Recorded data |
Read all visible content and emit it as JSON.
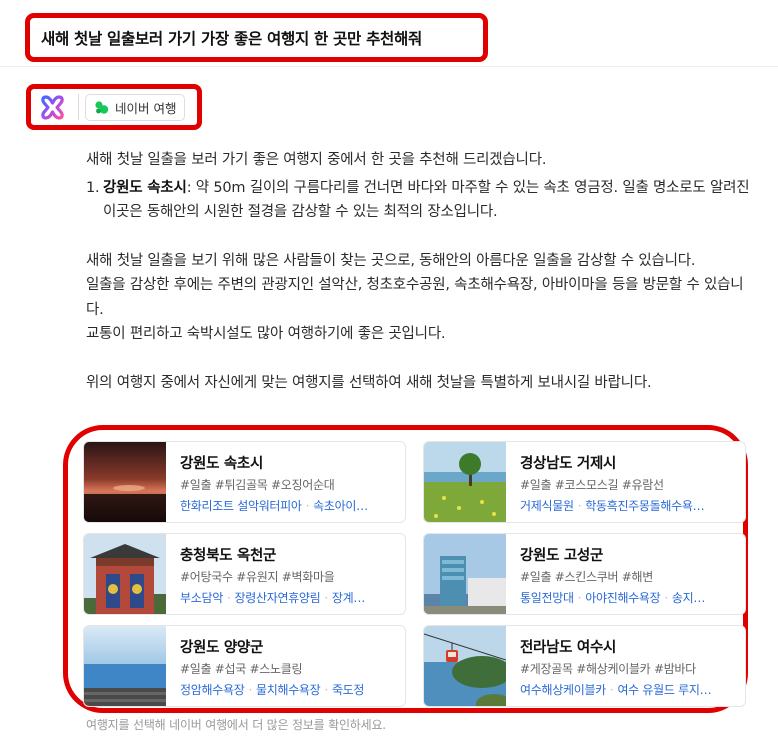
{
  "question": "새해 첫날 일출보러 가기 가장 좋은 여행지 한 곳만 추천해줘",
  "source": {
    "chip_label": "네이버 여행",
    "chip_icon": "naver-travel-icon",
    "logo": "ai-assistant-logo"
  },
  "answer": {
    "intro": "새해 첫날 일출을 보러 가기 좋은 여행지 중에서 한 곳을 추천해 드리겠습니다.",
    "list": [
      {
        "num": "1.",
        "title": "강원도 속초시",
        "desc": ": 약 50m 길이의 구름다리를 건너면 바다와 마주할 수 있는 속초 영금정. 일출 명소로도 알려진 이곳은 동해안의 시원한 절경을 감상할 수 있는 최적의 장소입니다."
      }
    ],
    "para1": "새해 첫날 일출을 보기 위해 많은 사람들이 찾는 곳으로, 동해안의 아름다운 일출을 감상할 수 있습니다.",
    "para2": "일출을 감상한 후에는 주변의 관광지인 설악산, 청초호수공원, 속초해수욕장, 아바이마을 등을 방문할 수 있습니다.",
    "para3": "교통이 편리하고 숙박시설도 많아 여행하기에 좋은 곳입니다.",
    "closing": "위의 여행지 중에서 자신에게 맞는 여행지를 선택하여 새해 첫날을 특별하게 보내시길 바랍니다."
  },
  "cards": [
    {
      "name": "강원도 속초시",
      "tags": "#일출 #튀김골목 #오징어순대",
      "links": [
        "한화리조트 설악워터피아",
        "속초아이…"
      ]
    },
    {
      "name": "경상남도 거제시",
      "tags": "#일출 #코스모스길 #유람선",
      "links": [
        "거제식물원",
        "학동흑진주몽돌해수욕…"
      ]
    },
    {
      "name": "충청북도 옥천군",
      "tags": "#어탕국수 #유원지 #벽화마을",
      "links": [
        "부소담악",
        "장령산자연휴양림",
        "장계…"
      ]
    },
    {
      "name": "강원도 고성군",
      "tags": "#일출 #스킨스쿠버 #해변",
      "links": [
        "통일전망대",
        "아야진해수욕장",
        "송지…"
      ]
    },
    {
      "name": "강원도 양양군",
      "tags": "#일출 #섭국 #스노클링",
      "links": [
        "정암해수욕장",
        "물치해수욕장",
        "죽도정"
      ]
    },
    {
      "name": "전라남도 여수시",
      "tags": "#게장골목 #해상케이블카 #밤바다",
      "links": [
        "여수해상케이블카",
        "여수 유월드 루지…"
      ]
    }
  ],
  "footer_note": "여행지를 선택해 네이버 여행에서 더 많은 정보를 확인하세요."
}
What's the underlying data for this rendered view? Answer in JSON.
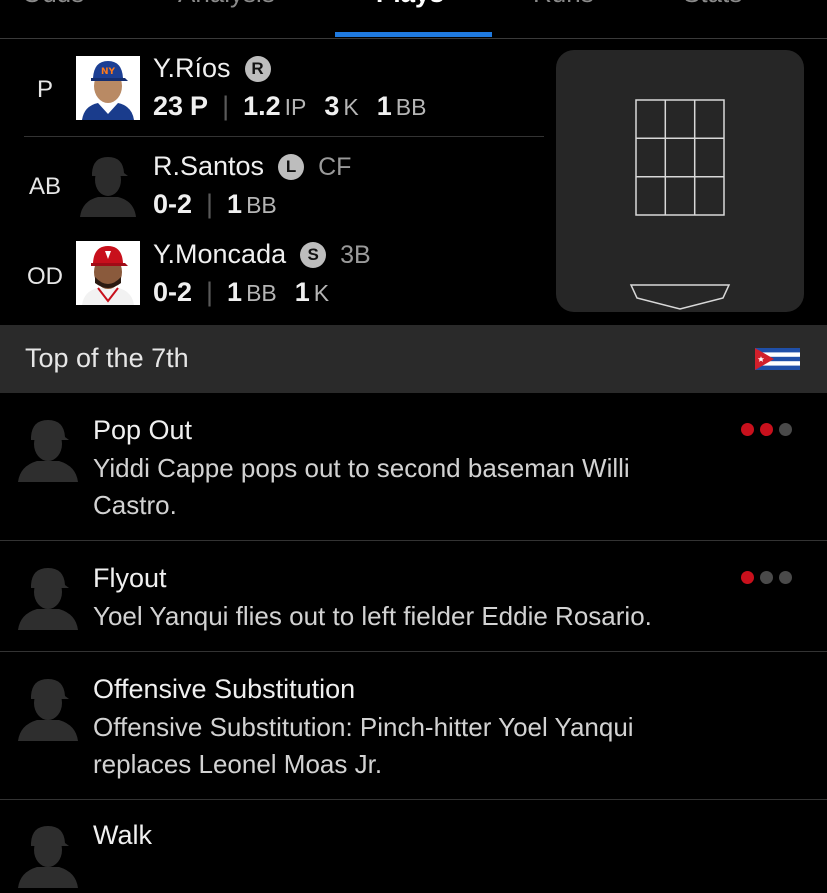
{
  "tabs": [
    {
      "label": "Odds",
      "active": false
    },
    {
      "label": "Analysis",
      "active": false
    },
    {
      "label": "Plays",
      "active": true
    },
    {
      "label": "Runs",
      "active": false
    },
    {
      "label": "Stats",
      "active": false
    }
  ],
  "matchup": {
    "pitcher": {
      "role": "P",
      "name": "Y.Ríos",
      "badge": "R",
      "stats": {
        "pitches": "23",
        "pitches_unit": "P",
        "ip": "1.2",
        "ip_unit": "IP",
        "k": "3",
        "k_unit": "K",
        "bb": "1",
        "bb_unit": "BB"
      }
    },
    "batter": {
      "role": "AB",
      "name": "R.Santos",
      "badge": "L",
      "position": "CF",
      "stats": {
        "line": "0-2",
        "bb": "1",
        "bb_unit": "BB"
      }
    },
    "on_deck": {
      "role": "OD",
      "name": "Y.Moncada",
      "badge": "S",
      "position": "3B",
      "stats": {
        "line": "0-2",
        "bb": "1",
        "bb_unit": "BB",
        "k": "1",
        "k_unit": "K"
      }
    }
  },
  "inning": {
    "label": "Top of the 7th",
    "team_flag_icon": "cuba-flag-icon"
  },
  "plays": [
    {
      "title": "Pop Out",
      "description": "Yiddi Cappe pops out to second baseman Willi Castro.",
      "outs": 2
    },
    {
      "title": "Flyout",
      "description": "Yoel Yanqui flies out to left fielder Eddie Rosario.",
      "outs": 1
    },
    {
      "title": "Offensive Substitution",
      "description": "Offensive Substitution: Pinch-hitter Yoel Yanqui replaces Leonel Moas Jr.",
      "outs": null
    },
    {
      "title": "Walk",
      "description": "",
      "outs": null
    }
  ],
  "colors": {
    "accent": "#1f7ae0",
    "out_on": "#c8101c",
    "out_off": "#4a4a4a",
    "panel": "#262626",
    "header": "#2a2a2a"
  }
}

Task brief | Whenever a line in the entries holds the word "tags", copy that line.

Problem solution |
      "tags": "#일출 #튀김골목 #오징어순대",
      "tags": "#일출 #코스모스길 #유람선",
      "tags": "#어탕국수 #유원지 #벽화마을",
      "tags": "#일출 #스킨스쿠버 #해변",
      "tags": "#일출 #섭국 #스노클링",
      "tags": "#게장골목 #해상케이블카 #밤바다",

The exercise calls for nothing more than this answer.